The flocks consisted of both sheep and goats. All shepherds have both because both serve different purposes for the shepherd and their family. This enters directly into the Biblical story because it becomes a metaphor for Jesus in his parable. If you want to know why, all you need to do is watch the shepherd with their flock. You will see a stark and interesting difference between sheep and goats. Sheep are never driven. They are almost always led exclusively by the shepherds voice. Goats, however, are always driven because they almost never obey the shepherd. In his parable, Jesus says he will separate the sheep from the goats. How? What will distinguish one from the other? Simple. One will obey his voice and one won’t. Jesus is clear that his sheep know his voice.

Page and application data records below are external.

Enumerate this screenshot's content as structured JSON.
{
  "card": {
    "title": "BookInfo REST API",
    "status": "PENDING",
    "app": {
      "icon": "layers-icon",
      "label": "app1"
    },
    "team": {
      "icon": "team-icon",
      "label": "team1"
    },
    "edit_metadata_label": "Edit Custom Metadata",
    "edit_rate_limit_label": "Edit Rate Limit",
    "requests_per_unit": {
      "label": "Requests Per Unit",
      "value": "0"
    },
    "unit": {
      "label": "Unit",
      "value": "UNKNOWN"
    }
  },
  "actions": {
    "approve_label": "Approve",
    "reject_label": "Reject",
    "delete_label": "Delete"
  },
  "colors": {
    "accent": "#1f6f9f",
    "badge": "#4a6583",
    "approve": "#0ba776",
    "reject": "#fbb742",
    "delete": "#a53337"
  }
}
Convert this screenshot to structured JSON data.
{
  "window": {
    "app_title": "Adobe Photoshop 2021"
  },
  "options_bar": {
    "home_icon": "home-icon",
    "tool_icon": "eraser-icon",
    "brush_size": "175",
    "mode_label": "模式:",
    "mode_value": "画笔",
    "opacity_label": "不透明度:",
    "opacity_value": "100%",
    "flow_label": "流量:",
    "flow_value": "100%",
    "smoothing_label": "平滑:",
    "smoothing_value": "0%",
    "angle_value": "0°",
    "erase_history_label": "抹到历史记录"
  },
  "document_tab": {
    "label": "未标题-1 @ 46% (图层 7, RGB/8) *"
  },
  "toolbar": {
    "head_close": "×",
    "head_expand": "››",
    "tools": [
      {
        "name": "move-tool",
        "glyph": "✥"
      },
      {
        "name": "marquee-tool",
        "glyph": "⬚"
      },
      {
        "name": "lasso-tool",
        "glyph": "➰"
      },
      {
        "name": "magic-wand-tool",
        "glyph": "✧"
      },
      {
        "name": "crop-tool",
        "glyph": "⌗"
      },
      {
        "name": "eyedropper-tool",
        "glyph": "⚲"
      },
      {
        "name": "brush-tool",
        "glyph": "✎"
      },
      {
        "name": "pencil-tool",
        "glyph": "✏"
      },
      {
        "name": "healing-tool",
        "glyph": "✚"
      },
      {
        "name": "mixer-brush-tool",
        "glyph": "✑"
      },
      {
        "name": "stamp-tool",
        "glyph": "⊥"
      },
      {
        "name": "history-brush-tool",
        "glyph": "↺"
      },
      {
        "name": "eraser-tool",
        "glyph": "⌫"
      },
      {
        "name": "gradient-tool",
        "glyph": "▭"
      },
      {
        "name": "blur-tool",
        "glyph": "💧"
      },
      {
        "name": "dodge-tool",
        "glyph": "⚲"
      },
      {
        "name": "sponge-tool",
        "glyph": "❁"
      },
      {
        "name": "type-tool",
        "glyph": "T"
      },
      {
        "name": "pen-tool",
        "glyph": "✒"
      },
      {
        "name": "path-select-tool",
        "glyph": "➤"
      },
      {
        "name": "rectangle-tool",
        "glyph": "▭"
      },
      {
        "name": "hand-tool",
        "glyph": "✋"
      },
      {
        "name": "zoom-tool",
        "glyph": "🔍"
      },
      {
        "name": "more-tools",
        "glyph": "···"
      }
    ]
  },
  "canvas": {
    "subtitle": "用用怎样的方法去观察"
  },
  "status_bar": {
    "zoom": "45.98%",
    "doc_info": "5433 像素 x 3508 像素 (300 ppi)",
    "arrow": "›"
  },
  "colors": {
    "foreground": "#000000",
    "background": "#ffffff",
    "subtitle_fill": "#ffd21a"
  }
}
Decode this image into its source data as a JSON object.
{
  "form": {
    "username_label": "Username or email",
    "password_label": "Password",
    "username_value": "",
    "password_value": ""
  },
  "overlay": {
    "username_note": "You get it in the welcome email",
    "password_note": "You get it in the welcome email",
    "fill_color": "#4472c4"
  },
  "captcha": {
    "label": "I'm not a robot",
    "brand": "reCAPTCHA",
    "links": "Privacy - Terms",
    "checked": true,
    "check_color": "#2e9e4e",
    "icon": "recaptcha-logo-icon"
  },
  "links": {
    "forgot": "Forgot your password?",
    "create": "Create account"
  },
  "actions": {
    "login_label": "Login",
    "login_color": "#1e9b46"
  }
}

Lastly, shepherds, in this culture, if they are men, are sitting in the shade supervising. The actual work of shepherding is done almost without exception by little girls, little boys, young women, and old women. Early Christian and Jewish Cultural historian Ray VanderLaan, whose video I cited above, says, “I have never seen, in that bedouin culture, an adult male shepherding sheep.” In the days of the patriarchs, all of the people of Israel were shepherds. But even then, it wasn’t a noble or desired profession. It’s clear that the farming Egyptians hated the shepherding Israelites (Genesis 46:34). After Israel entered the promised land and began farming, shepherding became less desirable was handed down to young children, servants, and slaves. For instance, shepherding was done by David, the youngest of all Jesse’s sons (1 Sam. 16:11). King Saul’s flocks were watched, not by him, but by a servant from Edom (1 Sam. 21:7). Shepherds were undesired people in an undesired position.
One of the reasons I wanted to tie all this information about shepherds back to the original culture is because I believe when we do that, the true message of what God was doing on that First Christmas leaps out like never before. What that First Christmas was about, and what I think we miss with our porcelain nativity sets, is God inviting the weak and the nobodies to be a part of his story. Herod wasn’t there that night. The priests weren’t there. It’s shepherds. Dirty, unwashed, unkepmt, homeless people. People that couldn’t even enter the Temple without jumping through hoops. And quite possibly not men either. Maybe preteen boys or girls with their older sisters or grandmothers. And who are the other players? A pregnant 8th grade girl and an unknown builder from Nazareth. God has chosen to bring and proclaim the salvation of the universe through the instrument of average, ordinary people.
Next week: Dates, times, locations of the First Christmas and the potential significance of each.